ASSIGNMENT: Reprint every line of the data, keeping each character intact.

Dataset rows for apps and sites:
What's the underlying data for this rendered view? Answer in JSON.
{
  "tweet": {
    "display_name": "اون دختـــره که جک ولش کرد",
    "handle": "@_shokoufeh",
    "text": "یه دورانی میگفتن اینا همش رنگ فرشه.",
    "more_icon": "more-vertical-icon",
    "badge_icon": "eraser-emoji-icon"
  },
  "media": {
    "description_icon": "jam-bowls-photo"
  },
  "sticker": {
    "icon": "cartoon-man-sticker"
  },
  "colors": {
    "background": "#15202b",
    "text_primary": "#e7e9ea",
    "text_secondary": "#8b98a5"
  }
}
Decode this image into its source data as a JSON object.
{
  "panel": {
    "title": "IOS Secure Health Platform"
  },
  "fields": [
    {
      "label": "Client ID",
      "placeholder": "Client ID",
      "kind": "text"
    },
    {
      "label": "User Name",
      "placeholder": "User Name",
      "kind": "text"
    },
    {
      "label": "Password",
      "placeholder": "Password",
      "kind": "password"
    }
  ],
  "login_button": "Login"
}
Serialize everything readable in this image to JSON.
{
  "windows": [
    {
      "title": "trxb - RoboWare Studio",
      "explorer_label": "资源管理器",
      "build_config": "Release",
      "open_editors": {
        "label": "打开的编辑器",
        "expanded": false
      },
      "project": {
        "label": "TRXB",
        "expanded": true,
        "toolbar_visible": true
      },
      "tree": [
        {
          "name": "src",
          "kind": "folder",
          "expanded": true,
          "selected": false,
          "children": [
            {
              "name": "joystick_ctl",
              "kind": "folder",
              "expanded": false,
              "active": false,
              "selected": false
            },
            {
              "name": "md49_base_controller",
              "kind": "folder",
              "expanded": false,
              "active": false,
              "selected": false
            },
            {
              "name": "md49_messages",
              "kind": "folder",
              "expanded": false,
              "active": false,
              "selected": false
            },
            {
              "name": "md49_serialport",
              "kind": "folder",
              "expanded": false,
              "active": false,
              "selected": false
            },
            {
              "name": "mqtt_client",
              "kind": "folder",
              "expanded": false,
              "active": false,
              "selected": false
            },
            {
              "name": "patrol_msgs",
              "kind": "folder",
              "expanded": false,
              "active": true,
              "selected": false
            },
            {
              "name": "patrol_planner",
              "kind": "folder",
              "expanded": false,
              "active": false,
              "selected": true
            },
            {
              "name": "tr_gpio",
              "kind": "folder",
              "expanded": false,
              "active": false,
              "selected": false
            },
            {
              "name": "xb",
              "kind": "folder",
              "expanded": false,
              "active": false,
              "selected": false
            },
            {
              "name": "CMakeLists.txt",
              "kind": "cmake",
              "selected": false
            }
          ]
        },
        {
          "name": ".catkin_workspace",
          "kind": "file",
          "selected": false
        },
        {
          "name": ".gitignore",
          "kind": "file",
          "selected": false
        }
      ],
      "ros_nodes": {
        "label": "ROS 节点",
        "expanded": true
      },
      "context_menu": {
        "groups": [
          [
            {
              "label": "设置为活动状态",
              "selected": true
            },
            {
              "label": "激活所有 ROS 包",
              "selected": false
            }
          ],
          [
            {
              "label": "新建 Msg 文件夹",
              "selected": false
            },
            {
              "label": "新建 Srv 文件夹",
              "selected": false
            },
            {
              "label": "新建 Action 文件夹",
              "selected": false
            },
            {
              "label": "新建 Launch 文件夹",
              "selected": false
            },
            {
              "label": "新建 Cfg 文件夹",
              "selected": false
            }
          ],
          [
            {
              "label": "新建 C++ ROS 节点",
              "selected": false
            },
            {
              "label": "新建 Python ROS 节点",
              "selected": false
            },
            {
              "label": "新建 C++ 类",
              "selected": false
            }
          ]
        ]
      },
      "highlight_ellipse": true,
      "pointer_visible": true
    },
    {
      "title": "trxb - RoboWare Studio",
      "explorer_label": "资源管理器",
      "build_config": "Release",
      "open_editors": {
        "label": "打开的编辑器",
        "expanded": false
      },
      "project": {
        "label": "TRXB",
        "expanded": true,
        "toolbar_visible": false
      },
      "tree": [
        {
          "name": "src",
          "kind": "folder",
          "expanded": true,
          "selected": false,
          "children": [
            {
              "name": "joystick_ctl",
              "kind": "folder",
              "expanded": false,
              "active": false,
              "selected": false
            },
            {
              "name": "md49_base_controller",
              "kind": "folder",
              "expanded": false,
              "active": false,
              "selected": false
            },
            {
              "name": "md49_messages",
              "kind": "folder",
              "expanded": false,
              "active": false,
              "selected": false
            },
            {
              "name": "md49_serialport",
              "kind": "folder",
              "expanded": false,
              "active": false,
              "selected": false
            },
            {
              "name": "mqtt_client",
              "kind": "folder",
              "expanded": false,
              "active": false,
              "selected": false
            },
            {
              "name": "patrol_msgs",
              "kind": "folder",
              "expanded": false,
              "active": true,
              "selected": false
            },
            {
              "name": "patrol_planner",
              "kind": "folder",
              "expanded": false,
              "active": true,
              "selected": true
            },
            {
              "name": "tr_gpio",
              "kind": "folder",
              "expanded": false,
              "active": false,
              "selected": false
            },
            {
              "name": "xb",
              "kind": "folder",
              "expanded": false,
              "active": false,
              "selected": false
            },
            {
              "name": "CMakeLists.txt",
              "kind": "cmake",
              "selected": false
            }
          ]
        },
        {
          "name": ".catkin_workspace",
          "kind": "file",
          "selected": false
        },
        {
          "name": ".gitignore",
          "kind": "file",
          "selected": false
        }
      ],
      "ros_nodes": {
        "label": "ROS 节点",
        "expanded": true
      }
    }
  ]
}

ANSWER FOR THE TASK:
What's the underlying data for this rendered view? Answer in JSON.
{
  "tweet": {
    "display_name": "اون دختـــره که جک ولش کرد",
    "handle": "@_shokoufeh",
    "text": "یه دورانی میگفتن اینا همش رنگ فرشه.",
    "more_icon": "more-vertical-icon",
    "badge_icon": "eraser-emoji-icon"
  },
  "media": {
    "description_icon": "jam-bowls-photo"
  },
  "sticker": {
    "icon": "cartoon-man-sticker"
  },
  "colors": {
    "background": "#15202b",
    "text_primary": "#e7e9ea",
    "text_secondary": "#8b98a5"
  }
}
Decode this image into its source data as a JSON object.
{
  "panel": {
    "title": "IOS Secure Health Platform"
  },
  "fields": [
    {
      "label": "Client ID",
      "placeholder": "Client ID",
      "kind": "text"
    },
    {
      "label": "User Name",
      "placeholder": "User Name",
      "kind": "text"
    },
    {
      "label": "Password",
      "placeholder": "Password",
      "kind": "password"
    }
  ],
  "login_button": "Login"
}
Serialize everything readable in this image to JSON.
{
  "windows": [
    {
      "title": "trxb - RoboWare Studio",
      "explorer_label": "资源管理器",
      "build_config": "Release",
      "open_editors": {
        "label": "打开的编辑器",
        "expanded": false
      },
      "project": {
        "label": "TRXB",
        "expanded": true,
        "toolbar_visible": true
      },
      "tree": [
        {
          "name": "src",
          "kind": "folder",
          "expanded": true,
          "selected": false,
          "children": [
            {
              "name": "joystick_ctl",
              "kind": "folder",
              "expanded": false,
              "active": false,
              "selected": false
            },
            {
              "name": "md49_base_controller",
              "kind": "folder",
              "expanded": false,
              "active": false,
              "selected": false
            },
            {
              "name": "md49_messages",
              "kind": "folder",
              "expanded": false,
              "active": false,
              "selected": false
            },
            {
              "name": "md49_serialport",
              "kind": "folder",
              "expanded": false,
              "active": false,
              "selected": false
            },
            {
              "name": "mqtt_client",
              "kind": "folder",
              "expanded": false,
              "active": false,
              "selected": false
            },
            {
              "name": "patrol_msgs",
              "kind": "folder",
              "expanded": false,
              "active": true,
              "selected": false
            },
            {
              "name": "patrol_planner",
              "kind": "folder",
              "expanded": false,
              "active": false,
              "selected": true
            },
            {
              "name": "tr_gpio",
              "kind": "folder",
              "expanded": false,
              "active": false,
              "selected": false
            },
            {
              "name": "xb",
              "kind": "folder",
              "expanded": false,
              "active": false,
              "selected": false
            },
            {
              "name": "CMakeLists.txt",
              "kind": "cmake",
              "selected": false
            }
          ]
        },
        {
          "name": ".catkin_workspace",
          "kind": "file",
          "selected": false
        },
        {
          "name": ".gitignore",
          "kind": "file",
          "selected": false
        }
      ],
      "ros_nodes": {
        "label": "ROS 节点",
        "expanded": true
      },
      "context_menu": {
        "groups": [
          [
            {
              "label": "设置为活动状态",
              "selected": true
            },
            {
              "label": "激活所有 ROS 包",
              "selected": false
            }
          ],
          [
            {
              "label": "新建 Msg 文件夹",
              "selected": false
            },
            {
              "label": "新建 Srv 文件夹",
              "selected": false
            },
            {
              "label": "新建 Action 文件夹",
              "selected": false
            },
            {
              "label": "新建 Launch 文件夹",
              "selected": false
            },
            {
              "label": "新建 Cfg 文件夹",
              "selected": false
            }
          ],
          [
            {
              "label": "新建 C++ ROS 节点",
              "selected": false
            },
            {
              "label": "新建 Python ROS 节点",
              "selected": false
            },
            {
              "label": "新建 C++ 类",
              "selected": false
            }
          ]
        ]
      },
      "highlight_ellipse": true,
      "pointer_visible": true
    },
    {
      "title": "trxb - RoboWare Studio",
      "explorer_label": "资源管理器",
      "build_config": "Release",
      "open_editors": {
        "label": "打开的编辑器",
        "expanded": false
      },
      "project": {
        "label": "TRXB",
        "expanded": true,
        "toolbar_visible": false
      },
      "tree": [
        {
          "name": "src",
          "kind": "folder",
          "expanded": true,
          "selected": false,
          "children": [
            {
              "name": "joystick_ctl",
              "kind": "folder",
              "expanded": false,
              "active": false,
              "selected": false
            },
            {
              "name": "md49_base_controller",
              "kind": "folder",
              "expanded": false,
              "active": false,
              "selected": false
            },
            {
              "name": "md49_messages",
              "kind": "folder",
              "expanded": false,
              "active": false,
              "selected": false
            },
            {
              "name": "md49_serialport",
              "kind": "folder",
              "expanded": false,
              "active": false,
              "selected": false
            },
            {
              "name": "mqtt_client",
              "kind": "folder",
              "expanded": false,
              "active": false,
              "selected": false
            },
            {
              "name": "patrol_msgs",
              "kind": "folder",
              "expanded": false,
              "active": true,
              "selected": false
            },
            {
              "name": "patrol_planner",
              "kind": "folder",
              "expanded": false,
              "active": true,
              "selected": true
            },
            {
              "name": "tr_gpio",
              "kind": "folder",
              "expanded": false,
              "active": false,
              "selected": false
            },
            {
              "name": "xb",
              "kind": "folder",
              "expanded": false,
              "active": false,
              "selected": false
            },
            {
              "name": "CMakeLists.txt",
              "kind": "cmake",
              "selected": false
            }
          ]
        },
        {
          "name": ".catkin_workspace",
          "kind": "file",
          "selected": false
        },
        {
          "name": ".gitignore",
          "kind": "file",
          "selected": false
        }
      ],
      "ros_nodes": {
        "label": "ROS 节点",
        "expanded": true
      }
    }
  ]
}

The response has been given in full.